The job of authoritarian...to be the Flock's memory of dead times and forbidden practices...is one that Kerioth shares to a limited degree with Jacob. The years that flow past the men are full of silences both beautiful and tense. The slow unfolding of Jacob's understanding of the Prophet, his family, and the very terrifyingly evil way the Flock keeps its promise of three wives for every average man, more for men of higher status, is a titanic blow to Jacob's sense of the rightness of the world he grew up in.
And, at the end of the book, the natural and inevitable and inescapable conclusion to the story...
...is completely upended and shook around and pounded on the storytelling rocks Author Renner has gathered, placed, balanced, and mortared into place, like an octopus being tenderized for dinner. Tentacles of tale meat flail in every direction. Eyes and brains pop against the solid foundation rocks with the force of the change in direction.
But for once this sudden shift isn't cause for puma-screaming killing rage. It is a far, far, far more important story that, in the last lines, Author Renner promises us.
Six stars for that alone.
Also boosting the six-of-five case is Kerioth's intense and respectful passion, love, and need for Jacob. In a society that spends huge effort on controlling all females, males are untrammeled in any meaningful psychosexual ways. Kerioth could have started sexing up Jacob the second he saw the boy had he wanted to. Not one peep would've been uttered by anyone. Kerioth is so appalled by the idea of sexual abuse of children that he simply refuses to countenance it.
This resonates with me, as the child of a sexually abusive pedophile mother. It made me feel Kerioth, for all his fears and quirks, was at heart a decent man with a bedrock of honor from which he operates.
Jacob's growth into a partner for Kerioth is satisfying as well. Jacob never stops learning. Jacob also has a sneaky streak in his pragmatic nature. He "manages upward," so to speak, leading Kerioth to the conclusions that Jacob wants him to arrive at. The more information Jacob acquires, the more he leads his true love Kerioth into rebellious and seditious thought-patterns.
But the secret that the missionary center conceals...its true purpose to the Flock...is so extremely NOT what Jacob or I was expecting that it rockets this theocratic dystopia to the very top of my reading list for 2017. It is stunning. I can't even hint at it. I want everyone I know to read the book RIGHT NOW so we can all discuss this, this, I can't even be coherent, this abomination, this darker, more horrifying, more unspeakable cousin of the Final Solution.

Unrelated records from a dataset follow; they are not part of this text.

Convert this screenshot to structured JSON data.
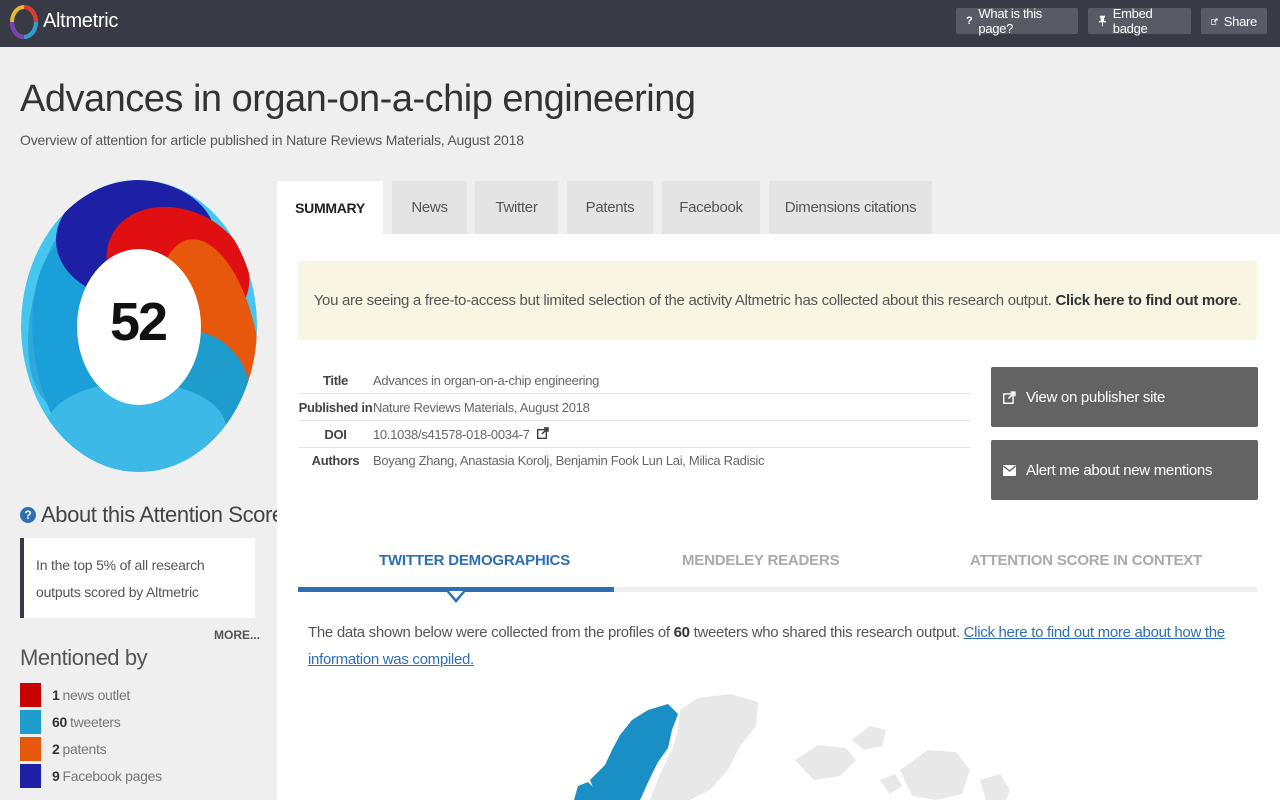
{
  "header": {
    "brand": "Altmetric",
    "buttons": [
      {
        "icon": "?",
        "label": "What is this page?"
      },
      {
        "icon": "pin",
        "label": "Embed badge"
      },
      {
        "icon": "share",
        "label": "Share"
      }
    ]
  },
  "article": {
    "title": "Advances in organ-on-a-chip engineering",
    "subtitle": "Overview of attention for article published in Nature Reviews Materials, August 2018"
  },
  "sidebar": {
    "score": "52",
    "about_title": "About this Attention Score",
    "about_text": "In the top 5% of all research outputs scored by Altmetric",
    "more": "MORE...",
    "mentioned_title": "Mentioned by",
    "mentions": [
      {
        "count": "1",
        "label": "news outlet",
        "color": "#c70000"
      },
      {
        "count": "60",
        "label": "tweeters",
        "color": "#1e9ccc"
      },
      {
        "count": "2",
        "label": "patents",
        "color": "#e8580c"
      },
      {
        "count": "9",
        "label": "Facebook pages",
        "color": "#1d1fa5"
      }
    ]
  },
  "tabs": [
    "SUMMARY",
    "News",
    "Twitter",
    "Patents",
    "Facebook",
    "Dimensions citations"
  ],
  "notice": {
    "text": "You are seeing a free-to-access but limited selection of the activity Altmetric has collected about this research output.",
    "link": "Click here to find out more",
    "end": "."
  },
  "meta": [
    {
      "key": "Title",
      "value": "Advances in organ-on-a-chip engineering"
    },
    {
      "key": "Published in",
      "value": "Nature Reviews Materials, August 2018"
    },
    {
      "key": "DOI",
      "value": "10.1038/s41578-018-0034-7"
    },
    {
      "key": "Authors",
      "value": "Boyang Zhang, Anastasia Korolj, Benjamin Fook Lun Lai, Milica Radisic"
    }
  ],
  "actions": [
    {
      "icon": "external-link",
      "label": "View on publisher site"
    },
    {
      "icon": "envelope",
      "label": "Alert me about new mentions"
    }
  ],
  "subtabs": [
    "TWITTER DEMOGRAPHICS",
    "MENDELEY READERS",
    "ATTENTION SCORE IN CONTEXT"
  ],
  "demographics": {
    "text_before": "The data shown below were collected from the profiles of",
    "count": "60",
    "text_after": "tweeters who shared this research output.",
    "link": "Click here to find out more about how the information was compiled."
  },
  "colors": {
    "topbar": "#383a46",
    "accent": "#2e6fb4",
    "notice_bg": "#f8f5e3",
    "button_bg": "#636363"
  }
}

Yes. I went there. Author Renner has, in these 300-ish pages, created a nightmare theocracy that is built on something worse than the Final Solution.
Fear him. Words have power. Read his $3.99 vision of a hell so awful you will not be able to look away or to fully process its scope.